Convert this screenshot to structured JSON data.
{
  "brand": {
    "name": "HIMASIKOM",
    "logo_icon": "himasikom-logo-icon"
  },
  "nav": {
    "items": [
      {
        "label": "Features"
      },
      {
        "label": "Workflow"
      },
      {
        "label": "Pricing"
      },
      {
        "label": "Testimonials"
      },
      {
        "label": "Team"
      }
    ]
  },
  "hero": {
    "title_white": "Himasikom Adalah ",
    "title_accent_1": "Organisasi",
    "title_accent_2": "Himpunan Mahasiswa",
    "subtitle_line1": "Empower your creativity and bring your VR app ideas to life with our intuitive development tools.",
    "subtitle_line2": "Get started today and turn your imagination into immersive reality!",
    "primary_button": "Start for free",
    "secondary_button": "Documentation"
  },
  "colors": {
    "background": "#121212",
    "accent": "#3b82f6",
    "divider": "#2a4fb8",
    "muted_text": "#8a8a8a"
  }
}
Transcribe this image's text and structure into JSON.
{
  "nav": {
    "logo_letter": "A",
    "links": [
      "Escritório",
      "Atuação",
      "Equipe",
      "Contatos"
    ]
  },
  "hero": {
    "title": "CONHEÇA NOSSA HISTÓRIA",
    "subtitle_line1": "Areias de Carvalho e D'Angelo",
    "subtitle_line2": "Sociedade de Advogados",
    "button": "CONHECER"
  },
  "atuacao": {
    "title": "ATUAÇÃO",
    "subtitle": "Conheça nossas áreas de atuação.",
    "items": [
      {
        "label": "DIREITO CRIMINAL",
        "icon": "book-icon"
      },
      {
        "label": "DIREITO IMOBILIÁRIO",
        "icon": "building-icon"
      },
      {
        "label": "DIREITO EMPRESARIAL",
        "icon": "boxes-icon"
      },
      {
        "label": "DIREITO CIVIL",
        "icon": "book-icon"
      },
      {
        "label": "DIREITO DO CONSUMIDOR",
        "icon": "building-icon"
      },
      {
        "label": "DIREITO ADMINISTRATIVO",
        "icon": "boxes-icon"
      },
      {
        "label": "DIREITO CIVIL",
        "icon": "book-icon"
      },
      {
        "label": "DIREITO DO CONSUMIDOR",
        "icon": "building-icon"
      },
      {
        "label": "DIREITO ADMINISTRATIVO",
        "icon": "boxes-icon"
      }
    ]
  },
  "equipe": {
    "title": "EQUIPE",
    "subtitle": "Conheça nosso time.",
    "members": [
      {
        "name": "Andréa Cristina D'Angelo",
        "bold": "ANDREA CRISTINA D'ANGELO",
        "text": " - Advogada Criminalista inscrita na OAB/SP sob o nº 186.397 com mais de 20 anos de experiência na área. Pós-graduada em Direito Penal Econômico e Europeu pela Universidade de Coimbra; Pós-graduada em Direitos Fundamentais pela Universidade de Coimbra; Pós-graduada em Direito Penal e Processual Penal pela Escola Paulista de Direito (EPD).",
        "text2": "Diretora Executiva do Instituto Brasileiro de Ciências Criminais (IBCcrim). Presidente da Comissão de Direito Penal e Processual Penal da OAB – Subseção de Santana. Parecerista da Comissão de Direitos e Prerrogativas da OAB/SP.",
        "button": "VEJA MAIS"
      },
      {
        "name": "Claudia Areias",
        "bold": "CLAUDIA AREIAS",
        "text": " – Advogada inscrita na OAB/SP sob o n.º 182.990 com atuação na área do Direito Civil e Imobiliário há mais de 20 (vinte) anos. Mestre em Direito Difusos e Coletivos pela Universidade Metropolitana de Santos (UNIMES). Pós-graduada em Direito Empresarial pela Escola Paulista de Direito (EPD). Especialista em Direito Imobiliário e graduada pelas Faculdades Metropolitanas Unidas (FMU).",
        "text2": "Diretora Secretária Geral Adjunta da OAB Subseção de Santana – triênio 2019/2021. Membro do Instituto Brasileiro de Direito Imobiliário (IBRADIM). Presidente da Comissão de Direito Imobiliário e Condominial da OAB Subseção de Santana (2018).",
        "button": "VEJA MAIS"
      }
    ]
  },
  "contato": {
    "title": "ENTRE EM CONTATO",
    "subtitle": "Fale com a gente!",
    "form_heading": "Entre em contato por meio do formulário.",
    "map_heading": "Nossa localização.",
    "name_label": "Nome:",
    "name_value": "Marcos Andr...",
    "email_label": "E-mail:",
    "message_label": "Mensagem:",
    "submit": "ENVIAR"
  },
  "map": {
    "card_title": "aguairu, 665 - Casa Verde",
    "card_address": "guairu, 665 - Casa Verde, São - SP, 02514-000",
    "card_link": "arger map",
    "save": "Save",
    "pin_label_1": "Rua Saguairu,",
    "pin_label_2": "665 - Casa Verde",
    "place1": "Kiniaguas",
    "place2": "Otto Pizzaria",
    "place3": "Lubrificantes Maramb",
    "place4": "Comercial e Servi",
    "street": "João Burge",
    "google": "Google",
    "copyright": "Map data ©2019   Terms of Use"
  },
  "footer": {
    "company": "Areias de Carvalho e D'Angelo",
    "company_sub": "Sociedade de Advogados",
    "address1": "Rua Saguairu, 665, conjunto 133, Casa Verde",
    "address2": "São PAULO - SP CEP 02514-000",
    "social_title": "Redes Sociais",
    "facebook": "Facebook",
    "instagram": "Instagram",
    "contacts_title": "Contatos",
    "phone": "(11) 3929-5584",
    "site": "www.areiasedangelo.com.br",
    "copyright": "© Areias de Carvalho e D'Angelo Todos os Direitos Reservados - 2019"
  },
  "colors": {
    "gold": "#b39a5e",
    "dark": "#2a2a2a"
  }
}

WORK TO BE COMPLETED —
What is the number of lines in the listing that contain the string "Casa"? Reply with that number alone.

RESPONSE —
4